Exercise ::
Find every line in the records that holds the string "true". Copy each one.

Records contained in a dataset ::
------

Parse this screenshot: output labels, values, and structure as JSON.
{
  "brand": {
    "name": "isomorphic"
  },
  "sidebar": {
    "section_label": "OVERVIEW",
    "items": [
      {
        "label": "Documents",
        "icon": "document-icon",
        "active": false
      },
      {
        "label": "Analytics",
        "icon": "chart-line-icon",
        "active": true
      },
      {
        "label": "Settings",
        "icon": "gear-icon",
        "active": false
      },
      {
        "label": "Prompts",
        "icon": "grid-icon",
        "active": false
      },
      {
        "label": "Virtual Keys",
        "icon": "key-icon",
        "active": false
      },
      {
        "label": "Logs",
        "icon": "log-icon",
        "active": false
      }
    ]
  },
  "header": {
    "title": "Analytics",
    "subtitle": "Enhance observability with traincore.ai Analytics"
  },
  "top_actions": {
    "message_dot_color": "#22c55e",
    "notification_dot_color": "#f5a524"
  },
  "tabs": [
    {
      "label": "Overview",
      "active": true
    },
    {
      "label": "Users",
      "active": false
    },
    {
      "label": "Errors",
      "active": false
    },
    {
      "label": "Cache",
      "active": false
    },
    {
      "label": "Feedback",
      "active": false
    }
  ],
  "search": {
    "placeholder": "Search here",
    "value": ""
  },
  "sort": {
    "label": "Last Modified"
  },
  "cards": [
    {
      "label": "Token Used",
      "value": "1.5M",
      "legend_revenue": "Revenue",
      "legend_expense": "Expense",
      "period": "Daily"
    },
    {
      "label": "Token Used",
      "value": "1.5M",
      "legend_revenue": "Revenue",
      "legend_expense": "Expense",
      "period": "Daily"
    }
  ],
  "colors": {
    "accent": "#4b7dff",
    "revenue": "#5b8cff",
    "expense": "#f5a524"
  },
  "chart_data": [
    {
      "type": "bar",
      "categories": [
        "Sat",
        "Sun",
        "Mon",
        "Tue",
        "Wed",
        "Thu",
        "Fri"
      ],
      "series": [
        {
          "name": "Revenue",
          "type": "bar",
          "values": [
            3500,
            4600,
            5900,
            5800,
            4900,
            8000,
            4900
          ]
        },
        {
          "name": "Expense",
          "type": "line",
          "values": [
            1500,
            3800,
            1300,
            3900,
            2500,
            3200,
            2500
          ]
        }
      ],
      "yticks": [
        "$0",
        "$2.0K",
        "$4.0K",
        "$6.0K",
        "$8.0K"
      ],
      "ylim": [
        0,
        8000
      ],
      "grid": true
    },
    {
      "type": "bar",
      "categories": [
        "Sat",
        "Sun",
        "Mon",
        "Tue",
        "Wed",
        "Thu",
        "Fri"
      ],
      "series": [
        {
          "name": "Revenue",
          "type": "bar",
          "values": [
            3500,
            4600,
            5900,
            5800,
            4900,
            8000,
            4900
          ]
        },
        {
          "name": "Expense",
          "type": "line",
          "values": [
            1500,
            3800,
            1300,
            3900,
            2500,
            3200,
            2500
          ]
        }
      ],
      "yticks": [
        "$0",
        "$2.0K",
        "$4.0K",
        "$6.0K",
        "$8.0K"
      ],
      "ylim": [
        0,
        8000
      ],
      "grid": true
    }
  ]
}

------

Output for this task ::
        "active": true
      "active": true
      "grid": true
      "grid": true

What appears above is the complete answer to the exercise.